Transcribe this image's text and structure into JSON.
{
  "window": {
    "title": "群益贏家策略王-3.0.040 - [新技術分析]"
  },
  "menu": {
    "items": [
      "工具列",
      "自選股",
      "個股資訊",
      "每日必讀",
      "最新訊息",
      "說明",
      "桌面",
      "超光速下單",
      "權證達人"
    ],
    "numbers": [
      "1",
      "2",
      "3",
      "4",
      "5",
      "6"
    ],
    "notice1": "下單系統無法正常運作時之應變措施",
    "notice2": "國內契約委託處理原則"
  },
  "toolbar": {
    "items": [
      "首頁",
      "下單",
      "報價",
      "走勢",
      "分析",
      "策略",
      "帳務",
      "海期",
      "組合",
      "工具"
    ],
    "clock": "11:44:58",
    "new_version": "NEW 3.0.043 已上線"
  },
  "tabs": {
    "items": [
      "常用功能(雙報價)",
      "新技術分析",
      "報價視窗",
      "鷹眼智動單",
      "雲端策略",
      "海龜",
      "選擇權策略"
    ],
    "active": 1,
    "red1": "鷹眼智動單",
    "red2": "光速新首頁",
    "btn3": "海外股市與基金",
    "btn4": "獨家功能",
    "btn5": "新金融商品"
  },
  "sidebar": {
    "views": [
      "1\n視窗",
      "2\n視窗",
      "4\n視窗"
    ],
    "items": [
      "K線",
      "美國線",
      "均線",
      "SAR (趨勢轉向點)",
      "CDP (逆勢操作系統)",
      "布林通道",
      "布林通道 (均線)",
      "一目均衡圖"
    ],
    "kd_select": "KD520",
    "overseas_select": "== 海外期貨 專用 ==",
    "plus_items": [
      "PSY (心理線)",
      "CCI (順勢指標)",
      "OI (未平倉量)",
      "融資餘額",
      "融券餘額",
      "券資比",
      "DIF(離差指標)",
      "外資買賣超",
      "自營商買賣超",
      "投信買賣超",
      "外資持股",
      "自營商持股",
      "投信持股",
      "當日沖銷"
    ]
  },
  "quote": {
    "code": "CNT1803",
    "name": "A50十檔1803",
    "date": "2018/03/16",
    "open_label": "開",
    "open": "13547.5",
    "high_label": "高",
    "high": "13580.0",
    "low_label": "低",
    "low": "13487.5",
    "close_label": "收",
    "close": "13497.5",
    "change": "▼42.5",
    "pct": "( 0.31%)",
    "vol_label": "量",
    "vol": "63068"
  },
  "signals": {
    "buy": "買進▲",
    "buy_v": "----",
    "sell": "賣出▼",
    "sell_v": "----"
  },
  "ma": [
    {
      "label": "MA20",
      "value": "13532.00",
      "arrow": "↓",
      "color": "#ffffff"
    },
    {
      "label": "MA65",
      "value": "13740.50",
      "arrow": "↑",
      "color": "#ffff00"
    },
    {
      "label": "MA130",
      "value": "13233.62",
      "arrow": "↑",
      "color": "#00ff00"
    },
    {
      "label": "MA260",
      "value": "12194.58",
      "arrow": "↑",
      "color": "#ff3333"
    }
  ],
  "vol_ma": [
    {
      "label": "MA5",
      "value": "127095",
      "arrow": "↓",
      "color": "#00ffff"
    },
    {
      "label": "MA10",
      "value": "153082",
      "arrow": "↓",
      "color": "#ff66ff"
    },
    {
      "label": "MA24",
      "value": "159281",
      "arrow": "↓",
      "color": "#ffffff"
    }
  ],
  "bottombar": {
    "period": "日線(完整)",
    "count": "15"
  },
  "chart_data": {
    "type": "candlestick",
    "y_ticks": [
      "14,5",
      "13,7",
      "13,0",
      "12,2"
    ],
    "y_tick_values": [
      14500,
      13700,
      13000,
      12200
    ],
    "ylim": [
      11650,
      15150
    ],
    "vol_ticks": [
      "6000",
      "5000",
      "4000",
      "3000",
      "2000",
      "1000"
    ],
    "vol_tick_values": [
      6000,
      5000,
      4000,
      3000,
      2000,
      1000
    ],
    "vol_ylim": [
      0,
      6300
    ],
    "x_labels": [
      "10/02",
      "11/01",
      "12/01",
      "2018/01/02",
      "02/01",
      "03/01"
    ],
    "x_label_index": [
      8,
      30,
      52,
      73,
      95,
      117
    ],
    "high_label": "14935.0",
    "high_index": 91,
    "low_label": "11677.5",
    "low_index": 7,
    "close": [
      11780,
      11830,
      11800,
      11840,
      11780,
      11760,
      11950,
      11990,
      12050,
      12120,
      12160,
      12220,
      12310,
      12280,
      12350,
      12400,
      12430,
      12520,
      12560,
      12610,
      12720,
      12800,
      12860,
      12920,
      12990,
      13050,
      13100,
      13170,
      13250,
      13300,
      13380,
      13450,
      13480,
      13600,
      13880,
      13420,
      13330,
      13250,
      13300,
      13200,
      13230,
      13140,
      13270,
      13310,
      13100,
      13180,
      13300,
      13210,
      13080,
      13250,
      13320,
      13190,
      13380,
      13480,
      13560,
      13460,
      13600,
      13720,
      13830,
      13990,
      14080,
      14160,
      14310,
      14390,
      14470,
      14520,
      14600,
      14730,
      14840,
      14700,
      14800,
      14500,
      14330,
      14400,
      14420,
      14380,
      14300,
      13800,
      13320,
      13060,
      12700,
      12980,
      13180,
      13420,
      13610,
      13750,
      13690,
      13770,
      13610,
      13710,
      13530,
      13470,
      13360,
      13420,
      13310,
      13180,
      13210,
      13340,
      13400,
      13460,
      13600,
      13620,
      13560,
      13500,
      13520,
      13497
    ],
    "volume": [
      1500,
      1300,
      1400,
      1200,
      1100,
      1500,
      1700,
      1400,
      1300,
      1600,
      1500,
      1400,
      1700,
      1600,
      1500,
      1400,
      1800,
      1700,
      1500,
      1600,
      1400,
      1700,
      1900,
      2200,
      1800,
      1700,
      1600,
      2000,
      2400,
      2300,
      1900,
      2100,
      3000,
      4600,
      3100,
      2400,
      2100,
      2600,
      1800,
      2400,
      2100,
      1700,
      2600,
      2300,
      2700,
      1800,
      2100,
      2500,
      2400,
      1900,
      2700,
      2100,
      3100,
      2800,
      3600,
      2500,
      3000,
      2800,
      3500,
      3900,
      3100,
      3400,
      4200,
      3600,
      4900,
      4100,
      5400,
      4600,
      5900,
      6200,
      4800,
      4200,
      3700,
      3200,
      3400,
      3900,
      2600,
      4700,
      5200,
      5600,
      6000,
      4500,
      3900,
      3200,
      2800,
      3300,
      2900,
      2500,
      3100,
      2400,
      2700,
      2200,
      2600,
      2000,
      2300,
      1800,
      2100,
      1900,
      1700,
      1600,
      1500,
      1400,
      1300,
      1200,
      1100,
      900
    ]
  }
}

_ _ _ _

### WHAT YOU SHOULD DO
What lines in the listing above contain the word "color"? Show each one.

### WRITTEN ANSWER
      "color": "#ffffff"
      "color": "#ffff00"
      "color": "#00ff00"
      "color": "#ff3333"
      "color": "#00ffff"
      "color": "#ff66ff"
      "color": "#ffffff"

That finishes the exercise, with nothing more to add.